Cone Fire Summary
The severity and extent of wildfires in recent years have increased public awareness of the widespread fuels problem throughout much of the western United States. The 2002 and 2003 fire seasons served to accentuate the magnitude of the fuels problem in the minds of many. Yet, trends of increasing dead and live biomass (fuel) have been noted for many years. The increasing accumulations of fuels have been attributed to the altering of fire regimes by several factors, most notably nearly a century of attempted fire exclusion by various land management agencies. Both the Legislative and Executive branches of the Federal Government have responded by directing land management agencies to greatly expand fuel treatment programs including the recent Healthy Forests Restoration Act. While little information exists on the effectiveness of fuel treatments for reducing the severity of wildfires, even less information exists from wildfires that have burned into existing research projects designed to study effects of manipulating stand structure and other fuel treatments. Additionally, few treated sites have collected data prior to being burned in a wildfire to allow for more than anecdotal description of the affect of fuels treatment on subsequent fire effects.
In September of 2002, during north wind conditions with very low humidity, the Cone Fire burned over 2000 acres, mostly on the Blacks Mountain Experimental Forest where a large project was underway to study ecological responses to contrasting stand structures. Treatments implemented before the fire included mechanical thinning with and without slash reduction through prescribed fire. All treatments were accomplished less than 6 years prior to the wildfire occurrence. The historic fire regime of this ecosystem was of the frequent/low-moderate severity type of interior ponderosa pine in the southern Cascade Range of northern California.
Initial observations indicate that treated stands experienced lower fire severity than untreated stands. Additionally, stands thinned without follow-up prescribed fire appear to have experienced higher fire severity than those where thinning was followed by prescribed fire. However, in the case of both treatments the fire dropped quickly out of the crowns to become either a surface fire or die out upon entering the treated areas. The rapidity of apparent change from a high-intensity crown fire to a much lower-intensity surface fire may have significant implications for management of wildland/urban interface zones as well as wildlands in general.
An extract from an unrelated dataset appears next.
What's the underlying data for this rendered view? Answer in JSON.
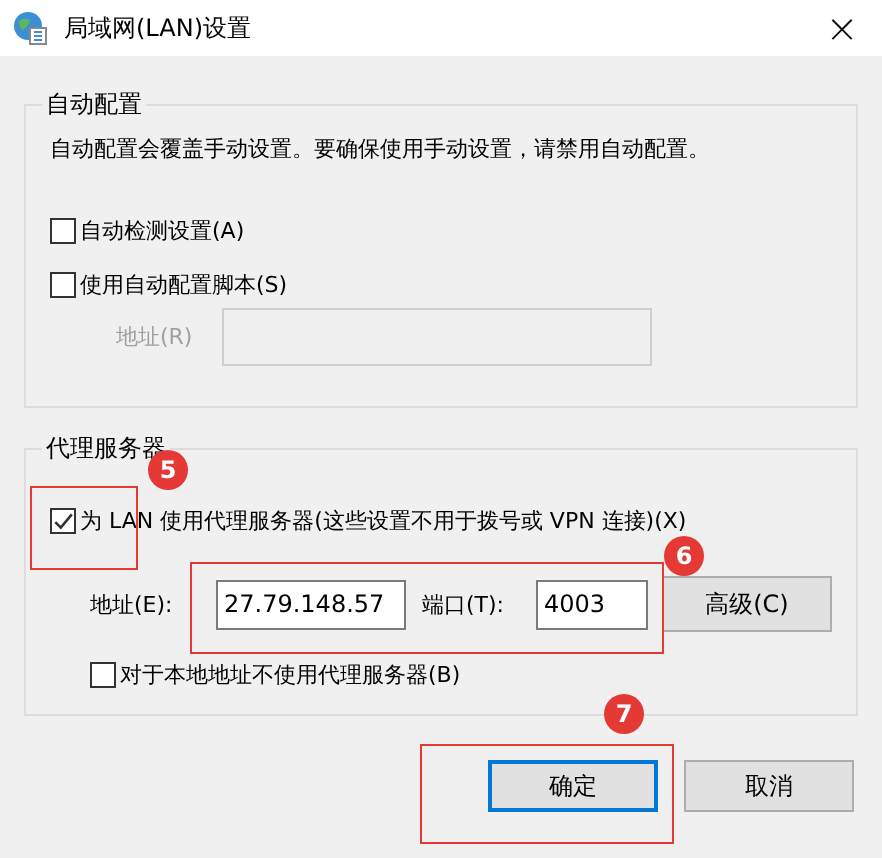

Though we are describing preliminary results here, clearly differing levels of treatments were associated with dramatic differences in levels of fire-related tree mortality. These are only the initial findings and many additional research projects have been developed from the Cone Fire incident (Refer below for the list of projects). From this research we hope to gain a better understanding of the pre and post issues surrounding wildfire on this forest type.